Considering the cascade. When we think of a waterfall, we consider both its beauty and the force behind it. If we look at its essence, we recognize that there are thousands of droplets coming together as one. The cascade perspective lends itself to an individual and a team application. Individually, if we do the little things with great faith, then they will lead to even greater things. Collectively, all of us working together in unison can do outrageous things that no one of us—no matter how gifted—can do alone. We were created to use our strengths within a community setting for our global community. How do we keep this concept fresh? How do we do so, especially when there is a crisis or we are at the end of a funding year or there is still so much more to do?
Embracing abundance. Often when we are serving others, we are meeting a need and assuming a lack. A good friend recently returned from a trip to Ethiopia to assist at one of only two schools for children with Autism. When she arrived she was surprised by all they didn’t have by Western standards (floors, stoves, refrigerators, etc.), and yet, she was more amazed by their joy in the simplest of things such as a sunrise, a wide grin, a truck engine that started, and a cup of freshly roasted coffee.
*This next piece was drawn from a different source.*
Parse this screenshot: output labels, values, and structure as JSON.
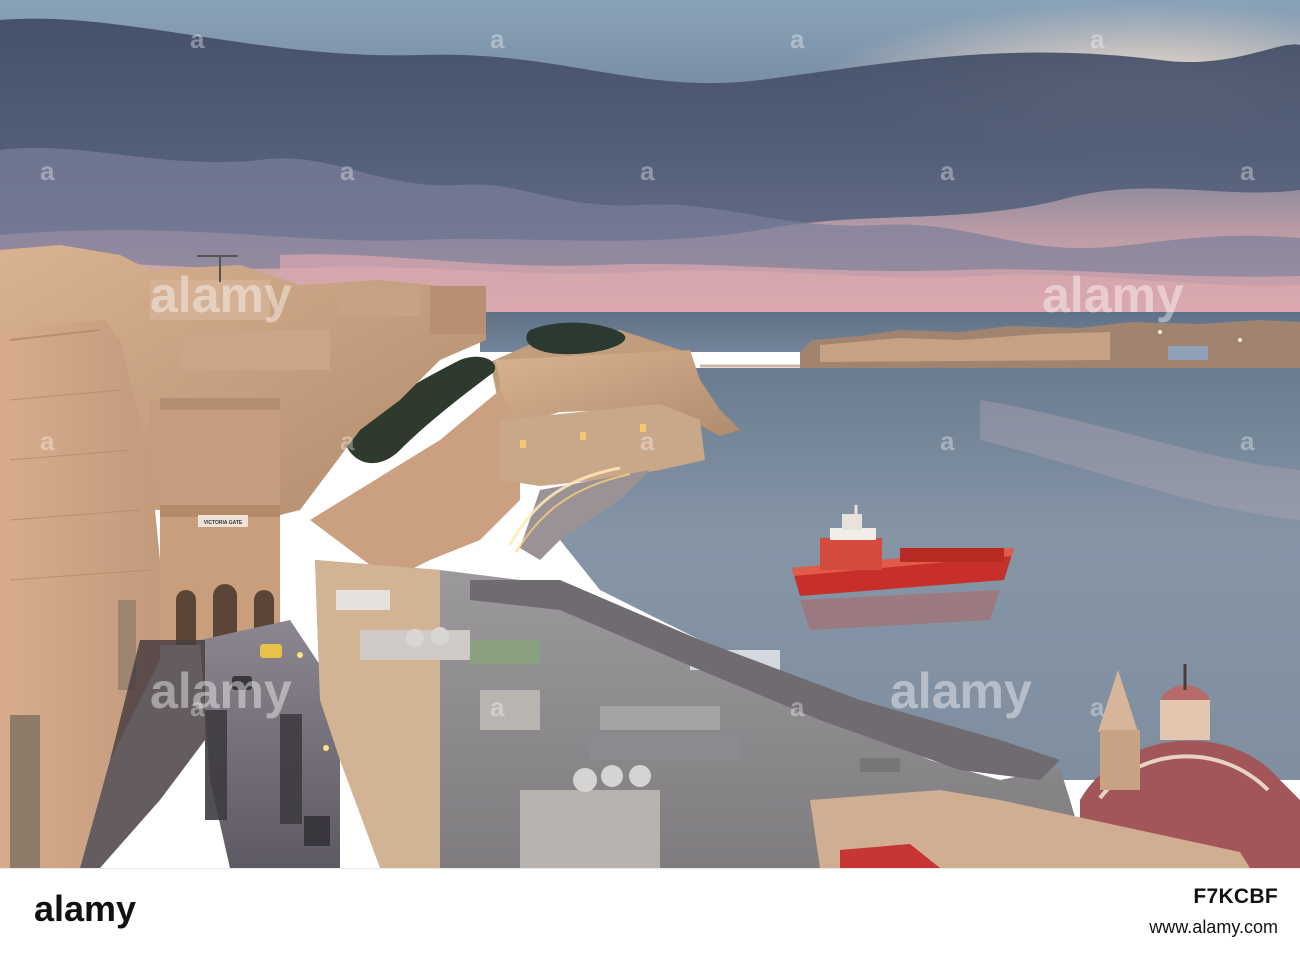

Adjusting our definition of abundance may help us to better appreciate it when we see it. As David Steindl-Rast once pointed out (and we paraphrase here), each of us often leaves the house with a list, and on that list is what we will be grateful for. Our job in being mindful and embracing abundance is to throw away the list and be grateful for whatever might come our way. But this takes a willingness to recalibrate our views and perspectives.
Recalibrating gratitude. Our experience has shown us anecdotally that when our gratitude is saved only for the “big” things that eventually we forget to be grateful even for those things. This can also be a real symptom of compassion fatigue. We are so worn out helping others that what once gave us pleasure has muted us. Taking a few moments each day to acknowledge blessings can change our perspective within a heartbeat. It also helps us to remember that life does not go on forever. We are granted a few precious moments to savor. If we are really lucky, we have surrounded ourselves with others who can bring even greater richness to this shared banquet. If not, it is never too late to start.
When we serve others, we often end up being the ones served. The opportunity to share our lives in these intimate ways is part of a sacred journey. Self-nurturance characterized by intentional alonetime and mindfulness creates space for spiritual abundance to overflow. It is in this excess that miracles happen. It is in this excess that we know who we are and to whom we belong. How fortunate are we? §
Dr. Robert J. Wicks received his doctorate in psychology from Hahnemann Medical College. He is an expert on the prevention of secondary stress (the pressures experienced in reaching out to others) and the author of Perspective: The Calm within the Storm, Bounce: Living the Resilient Life, and Riding the Dragon: 10 Lessons on Inner Strength in Challenging Times.
Tina C. Buck is a licensed graduate professional counselor working with children and families at Carroll County Youth Service Bureau and a group facilitator for the Abuser Intervention Program in Montgomery County, Maryland. She specializes in healing family trauma caused by abuse, loss, and co-occurring disorders. Contact her at firstname.lastname@example.org.